- RECORDS SUPPLIED
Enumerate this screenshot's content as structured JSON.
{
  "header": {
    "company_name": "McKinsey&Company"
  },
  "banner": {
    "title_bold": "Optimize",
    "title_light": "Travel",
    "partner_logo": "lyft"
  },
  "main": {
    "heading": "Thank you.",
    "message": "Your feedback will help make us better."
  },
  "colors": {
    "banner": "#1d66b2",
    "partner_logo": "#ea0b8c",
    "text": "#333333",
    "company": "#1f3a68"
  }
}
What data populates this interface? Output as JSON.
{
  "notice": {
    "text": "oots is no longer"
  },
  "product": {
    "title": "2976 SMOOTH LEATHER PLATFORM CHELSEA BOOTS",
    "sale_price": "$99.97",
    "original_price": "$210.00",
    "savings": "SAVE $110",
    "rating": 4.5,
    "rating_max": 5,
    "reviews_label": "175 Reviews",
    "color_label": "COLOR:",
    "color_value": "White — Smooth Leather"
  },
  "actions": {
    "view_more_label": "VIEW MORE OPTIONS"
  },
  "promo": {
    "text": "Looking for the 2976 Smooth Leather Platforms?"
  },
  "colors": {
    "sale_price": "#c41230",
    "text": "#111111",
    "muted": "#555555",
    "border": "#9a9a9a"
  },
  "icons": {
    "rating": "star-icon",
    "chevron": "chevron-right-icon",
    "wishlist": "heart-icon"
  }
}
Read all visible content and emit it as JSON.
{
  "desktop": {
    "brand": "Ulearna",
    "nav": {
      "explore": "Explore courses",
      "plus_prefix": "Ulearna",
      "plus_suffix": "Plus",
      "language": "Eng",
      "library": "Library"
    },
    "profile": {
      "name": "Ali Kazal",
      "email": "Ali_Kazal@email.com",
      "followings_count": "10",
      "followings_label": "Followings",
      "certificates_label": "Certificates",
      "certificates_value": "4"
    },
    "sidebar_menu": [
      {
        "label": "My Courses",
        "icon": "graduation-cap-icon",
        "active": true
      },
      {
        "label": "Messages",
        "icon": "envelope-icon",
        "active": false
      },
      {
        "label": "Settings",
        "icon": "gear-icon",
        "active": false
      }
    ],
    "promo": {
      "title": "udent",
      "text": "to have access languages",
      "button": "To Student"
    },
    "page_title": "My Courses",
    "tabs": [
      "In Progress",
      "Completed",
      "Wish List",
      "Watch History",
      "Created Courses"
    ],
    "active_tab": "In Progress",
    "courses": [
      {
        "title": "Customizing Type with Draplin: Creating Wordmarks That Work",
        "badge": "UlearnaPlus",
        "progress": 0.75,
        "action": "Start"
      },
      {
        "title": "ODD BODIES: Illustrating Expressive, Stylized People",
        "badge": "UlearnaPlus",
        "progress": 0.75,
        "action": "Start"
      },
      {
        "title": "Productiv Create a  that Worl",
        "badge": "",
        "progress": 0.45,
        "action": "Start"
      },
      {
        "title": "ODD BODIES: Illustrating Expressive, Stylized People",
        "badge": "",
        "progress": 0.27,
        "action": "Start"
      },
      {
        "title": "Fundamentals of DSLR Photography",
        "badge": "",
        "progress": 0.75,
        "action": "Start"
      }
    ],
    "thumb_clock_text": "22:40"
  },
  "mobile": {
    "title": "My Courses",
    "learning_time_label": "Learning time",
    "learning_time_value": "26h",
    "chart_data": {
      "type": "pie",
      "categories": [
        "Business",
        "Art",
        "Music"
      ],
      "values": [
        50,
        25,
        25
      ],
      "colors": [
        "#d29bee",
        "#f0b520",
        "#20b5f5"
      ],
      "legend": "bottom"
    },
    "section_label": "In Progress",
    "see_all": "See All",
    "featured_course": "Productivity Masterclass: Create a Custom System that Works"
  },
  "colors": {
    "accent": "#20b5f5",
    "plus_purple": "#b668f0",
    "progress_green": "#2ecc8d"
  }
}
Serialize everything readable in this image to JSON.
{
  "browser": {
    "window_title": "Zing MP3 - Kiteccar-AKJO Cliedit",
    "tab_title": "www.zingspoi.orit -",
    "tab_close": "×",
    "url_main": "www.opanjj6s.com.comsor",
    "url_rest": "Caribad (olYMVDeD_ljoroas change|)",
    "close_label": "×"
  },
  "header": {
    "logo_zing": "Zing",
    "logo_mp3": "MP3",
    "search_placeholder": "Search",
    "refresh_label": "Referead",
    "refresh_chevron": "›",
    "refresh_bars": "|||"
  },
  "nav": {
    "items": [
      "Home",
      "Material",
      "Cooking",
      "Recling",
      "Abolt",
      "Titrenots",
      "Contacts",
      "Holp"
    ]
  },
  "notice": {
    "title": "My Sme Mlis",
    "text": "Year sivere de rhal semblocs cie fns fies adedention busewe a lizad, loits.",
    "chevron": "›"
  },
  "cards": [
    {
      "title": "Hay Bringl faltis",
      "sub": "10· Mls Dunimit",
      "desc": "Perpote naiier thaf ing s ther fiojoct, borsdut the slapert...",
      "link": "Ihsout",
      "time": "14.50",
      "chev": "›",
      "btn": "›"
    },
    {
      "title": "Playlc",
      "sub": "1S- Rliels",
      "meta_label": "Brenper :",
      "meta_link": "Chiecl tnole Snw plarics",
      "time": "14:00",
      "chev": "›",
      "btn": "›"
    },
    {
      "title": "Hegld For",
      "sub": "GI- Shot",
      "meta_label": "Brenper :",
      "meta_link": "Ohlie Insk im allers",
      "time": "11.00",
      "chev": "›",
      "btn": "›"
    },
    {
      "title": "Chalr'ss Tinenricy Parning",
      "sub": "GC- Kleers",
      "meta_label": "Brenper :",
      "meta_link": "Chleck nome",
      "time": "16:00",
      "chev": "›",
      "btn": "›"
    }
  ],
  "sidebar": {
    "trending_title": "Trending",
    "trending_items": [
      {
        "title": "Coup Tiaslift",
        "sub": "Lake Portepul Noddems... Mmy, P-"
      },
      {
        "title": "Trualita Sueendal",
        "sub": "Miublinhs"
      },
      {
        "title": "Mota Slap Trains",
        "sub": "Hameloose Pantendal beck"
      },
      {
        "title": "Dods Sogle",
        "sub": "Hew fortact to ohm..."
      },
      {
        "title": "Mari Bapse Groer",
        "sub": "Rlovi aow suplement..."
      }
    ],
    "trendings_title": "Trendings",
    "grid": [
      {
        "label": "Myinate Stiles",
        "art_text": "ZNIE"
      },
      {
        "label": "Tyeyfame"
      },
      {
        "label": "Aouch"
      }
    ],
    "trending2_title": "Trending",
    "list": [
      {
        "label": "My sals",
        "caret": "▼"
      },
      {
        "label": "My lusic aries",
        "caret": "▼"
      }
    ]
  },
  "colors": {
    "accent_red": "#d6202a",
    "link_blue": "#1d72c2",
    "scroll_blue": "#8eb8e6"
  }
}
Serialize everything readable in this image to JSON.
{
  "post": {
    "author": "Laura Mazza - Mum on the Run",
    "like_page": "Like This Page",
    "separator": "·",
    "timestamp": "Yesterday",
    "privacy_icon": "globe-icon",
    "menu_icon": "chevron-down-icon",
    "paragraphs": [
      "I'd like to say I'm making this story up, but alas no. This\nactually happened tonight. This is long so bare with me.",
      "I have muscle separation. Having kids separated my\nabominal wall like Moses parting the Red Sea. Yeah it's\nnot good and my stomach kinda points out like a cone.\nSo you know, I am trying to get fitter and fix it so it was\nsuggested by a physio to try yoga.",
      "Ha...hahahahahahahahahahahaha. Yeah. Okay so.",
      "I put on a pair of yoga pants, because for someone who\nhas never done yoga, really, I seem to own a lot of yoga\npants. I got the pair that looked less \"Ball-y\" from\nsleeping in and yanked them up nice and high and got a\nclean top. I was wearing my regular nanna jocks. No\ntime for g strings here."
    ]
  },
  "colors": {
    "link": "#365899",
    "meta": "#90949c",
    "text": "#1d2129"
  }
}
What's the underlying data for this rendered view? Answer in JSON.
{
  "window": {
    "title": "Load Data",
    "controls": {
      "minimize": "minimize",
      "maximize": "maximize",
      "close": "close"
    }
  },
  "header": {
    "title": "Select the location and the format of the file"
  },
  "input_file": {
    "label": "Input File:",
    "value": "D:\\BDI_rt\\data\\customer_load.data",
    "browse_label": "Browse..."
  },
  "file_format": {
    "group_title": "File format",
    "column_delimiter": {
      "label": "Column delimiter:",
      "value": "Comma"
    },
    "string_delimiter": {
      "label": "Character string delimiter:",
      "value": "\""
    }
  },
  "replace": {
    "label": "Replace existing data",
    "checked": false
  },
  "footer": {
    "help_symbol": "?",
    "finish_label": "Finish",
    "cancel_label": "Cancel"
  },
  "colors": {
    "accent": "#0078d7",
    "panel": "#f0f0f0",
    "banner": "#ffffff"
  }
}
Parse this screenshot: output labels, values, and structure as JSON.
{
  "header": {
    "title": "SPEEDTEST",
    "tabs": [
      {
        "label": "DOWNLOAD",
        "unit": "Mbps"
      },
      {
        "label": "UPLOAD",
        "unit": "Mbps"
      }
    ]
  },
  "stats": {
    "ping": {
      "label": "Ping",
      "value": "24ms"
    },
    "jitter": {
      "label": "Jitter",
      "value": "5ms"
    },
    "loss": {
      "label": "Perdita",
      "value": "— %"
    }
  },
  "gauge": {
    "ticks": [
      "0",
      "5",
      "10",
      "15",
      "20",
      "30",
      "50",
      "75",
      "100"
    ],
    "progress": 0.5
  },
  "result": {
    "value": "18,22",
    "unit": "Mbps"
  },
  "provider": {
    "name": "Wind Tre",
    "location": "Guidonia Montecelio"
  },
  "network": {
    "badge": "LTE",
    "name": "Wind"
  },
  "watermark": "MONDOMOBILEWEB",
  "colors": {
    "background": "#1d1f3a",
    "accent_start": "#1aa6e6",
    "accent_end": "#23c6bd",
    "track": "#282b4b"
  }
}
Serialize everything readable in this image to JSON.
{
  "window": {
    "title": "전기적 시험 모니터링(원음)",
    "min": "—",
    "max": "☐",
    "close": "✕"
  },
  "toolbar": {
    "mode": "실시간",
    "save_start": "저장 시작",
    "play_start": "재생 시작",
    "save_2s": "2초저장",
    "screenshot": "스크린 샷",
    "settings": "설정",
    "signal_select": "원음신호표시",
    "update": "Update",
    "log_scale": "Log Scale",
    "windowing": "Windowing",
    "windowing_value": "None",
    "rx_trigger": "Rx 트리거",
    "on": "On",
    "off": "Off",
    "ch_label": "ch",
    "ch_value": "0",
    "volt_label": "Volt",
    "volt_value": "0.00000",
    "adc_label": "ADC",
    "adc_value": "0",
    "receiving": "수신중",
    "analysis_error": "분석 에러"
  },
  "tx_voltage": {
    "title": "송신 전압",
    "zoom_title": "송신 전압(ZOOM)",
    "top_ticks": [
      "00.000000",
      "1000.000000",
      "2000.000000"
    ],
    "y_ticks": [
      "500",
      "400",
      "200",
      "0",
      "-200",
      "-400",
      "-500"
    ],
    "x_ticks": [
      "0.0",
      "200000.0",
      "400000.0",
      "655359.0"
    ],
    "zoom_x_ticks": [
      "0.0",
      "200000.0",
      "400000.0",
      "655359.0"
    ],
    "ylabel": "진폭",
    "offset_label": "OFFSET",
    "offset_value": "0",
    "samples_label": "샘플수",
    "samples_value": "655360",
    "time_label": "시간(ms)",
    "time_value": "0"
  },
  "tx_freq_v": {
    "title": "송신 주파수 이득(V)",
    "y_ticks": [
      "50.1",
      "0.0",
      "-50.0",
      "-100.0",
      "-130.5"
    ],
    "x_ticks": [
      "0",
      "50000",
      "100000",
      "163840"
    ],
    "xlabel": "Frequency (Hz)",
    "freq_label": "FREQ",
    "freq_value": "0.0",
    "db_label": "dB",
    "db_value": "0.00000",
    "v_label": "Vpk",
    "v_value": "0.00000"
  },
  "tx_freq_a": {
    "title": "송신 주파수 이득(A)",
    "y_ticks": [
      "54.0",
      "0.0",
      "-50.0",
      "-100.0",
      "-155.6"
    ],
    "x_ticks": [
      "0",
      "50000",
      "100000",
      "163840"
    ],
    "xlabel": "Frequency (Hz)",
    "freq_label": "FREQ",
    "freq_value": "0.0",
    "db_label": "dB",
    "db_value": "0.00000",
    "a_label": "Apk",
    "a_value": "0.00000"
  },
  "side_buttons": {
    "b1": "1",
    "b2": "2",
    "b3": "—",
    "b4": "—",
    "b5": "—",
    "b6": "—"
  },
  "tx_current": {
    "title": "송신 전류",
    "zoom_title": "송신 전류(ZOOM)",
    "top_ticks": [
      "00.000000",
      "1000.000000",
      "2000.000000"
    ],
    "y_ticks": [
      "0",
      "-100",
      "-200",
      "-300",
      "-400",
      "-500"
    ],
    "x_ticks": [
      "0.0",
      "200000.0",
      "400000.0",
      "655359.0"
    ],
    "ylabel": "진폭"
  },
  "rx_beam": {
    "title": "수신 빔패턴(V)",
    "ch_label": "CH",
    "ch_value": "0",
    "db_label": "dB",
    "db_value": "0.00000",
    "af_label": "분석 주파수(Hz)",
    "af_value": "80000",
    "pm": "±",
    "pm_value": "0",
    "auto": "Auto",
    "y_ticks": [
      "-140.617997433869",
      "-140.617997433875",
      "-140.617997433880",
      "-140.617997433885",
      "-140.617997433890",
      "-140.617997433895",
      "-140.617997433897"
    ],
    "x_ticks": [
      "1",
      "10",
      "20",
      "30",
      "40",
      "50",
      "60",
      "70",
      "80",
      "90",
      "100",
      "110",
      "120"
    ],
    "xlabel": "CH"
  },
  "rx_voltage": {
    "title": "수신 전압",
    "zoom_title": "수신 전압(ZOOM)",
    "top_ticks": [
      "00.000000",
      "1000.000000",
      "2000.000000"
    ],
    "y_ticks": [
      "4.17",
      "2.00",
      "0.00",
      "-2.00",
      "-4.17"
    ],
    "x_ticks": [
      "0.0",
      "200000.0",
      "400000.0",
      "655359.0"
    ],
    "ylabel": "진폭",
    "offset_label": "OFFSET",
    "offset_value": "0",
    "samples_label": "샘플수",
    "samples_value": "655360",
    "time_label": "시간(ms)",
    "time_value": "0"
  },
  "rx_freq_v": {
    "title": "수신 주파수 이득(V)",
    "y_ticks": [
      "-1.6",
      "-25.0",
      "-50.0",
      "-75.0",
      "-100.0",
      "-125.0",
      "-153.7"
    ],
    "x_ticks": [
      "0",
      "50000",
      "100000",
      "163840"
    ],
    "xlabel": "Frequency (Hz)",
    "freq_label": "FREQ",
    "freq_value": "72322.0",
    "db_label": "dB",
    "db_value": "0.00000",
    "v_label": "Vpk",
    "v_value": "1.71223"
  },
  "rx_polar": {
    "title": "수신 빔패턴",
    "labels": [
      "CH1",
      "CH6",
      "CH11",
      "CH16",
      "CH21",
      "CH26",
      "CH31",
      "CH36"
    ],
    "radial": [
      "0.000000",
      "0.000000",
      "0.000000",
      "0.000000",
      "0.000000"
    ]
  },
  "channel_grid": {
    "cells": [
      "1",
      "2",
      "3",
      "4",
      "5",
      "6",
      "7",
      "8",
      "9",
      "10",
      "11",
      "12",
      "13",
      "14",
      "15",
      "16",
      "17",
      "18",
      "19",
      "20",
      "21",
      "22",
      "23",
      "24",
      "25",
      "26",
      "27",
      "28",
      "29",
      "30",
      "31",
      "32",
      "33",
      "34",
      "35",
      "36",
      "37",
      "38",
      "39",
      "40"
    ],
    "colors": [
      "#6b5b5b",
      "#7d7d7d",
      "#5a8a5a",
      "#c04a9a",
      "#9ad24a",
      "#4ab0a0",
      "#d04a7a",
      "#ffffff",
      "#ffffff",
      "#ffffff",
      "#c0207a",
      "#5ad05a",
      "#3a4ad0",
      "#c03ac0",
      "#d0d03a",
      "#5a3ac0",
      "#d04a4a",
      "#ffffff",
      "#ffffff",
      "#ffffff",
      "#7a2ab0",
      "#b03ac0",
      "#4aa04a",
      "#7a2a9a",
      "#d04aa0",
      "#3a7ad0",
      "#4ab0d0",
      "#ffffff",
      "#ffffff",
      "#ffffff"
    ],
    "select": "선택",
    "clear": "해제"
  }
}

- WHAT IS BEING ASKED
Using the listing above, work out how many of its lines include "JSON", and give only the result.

- YOUR RESPONSE
8